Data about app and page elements
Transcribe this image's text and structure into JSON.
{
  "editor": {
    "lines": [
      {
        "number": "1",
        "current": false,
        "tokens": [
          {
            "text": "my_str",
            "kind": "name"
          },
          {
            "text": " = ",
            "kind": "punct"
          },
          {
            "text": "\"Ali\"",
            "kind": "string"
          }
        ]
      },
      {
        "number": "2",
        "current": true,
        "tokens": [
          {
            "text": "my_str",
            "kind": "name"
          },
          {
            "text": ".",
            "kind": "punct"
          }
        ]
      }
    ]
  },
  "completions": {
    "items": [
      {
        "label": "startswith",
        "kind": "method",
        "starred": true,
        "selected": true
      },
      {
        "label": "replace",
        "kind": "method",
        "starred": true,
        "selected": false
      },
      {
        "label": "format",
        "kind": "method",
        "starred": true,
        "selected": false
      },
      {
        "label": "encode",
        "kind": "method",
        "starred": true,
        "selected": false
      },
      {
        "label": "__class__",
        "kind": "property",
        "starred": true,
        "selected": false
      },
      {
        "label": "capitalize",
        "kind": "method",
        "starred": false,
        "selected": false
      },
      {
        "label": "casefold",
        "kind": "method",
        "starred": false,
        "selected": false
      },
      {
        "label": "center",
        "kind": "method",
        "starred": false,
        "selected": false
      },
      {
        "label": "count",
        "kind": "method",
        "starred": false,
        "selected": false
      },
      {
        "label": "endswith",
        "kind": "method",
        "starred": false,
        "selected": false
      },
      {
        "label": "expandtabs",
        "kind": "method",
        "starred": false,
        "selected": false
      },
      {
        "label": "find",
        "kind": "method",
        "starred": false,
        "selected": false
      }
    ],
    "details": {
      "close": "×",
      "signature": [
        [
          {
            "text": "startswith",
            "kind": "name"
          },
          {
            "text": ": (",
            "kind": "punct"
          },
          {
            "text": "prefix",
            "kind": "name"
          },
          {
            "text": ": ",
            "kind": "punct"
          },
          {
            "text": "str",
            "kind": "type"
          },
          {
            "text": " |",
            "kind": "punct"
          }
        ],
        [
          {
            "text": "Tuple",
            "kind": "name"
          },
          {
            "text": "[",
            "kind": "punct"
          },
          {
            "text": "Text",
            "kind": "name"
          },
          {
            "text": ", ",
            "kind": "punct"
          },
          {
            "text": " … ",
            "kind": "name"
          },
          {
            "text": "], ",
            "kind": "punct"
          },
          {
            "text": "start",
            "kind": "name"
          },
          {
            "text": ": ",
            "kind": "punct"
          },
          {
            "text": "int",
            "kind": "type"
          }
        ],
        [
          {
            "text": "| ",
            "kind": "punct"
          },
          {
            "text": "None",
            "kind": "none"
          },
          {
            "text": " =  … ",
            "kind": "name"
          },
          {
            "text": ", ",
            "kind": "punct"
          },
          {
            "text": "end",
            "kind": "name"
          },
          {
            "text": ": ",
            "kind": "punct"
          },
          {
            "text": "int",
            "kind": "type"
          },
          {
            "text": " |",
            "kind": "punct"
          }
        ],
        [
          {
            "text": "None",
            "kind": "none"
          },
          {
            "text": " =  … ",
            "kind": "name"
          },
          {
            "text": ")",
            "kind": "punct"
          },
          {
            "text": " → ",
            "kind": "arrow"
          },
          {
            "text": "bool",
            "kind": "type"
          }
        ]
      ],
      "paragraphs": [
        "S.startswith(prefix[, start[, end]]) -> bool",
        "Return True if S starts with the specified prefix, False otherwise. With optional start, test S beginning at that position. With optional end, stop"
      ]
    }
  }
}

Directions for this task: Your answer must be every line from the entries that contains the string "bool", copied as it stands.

Solution for this exercise:
            "text": "bool",
        "S.startswith(prefix[, start[, end]]) -> bool",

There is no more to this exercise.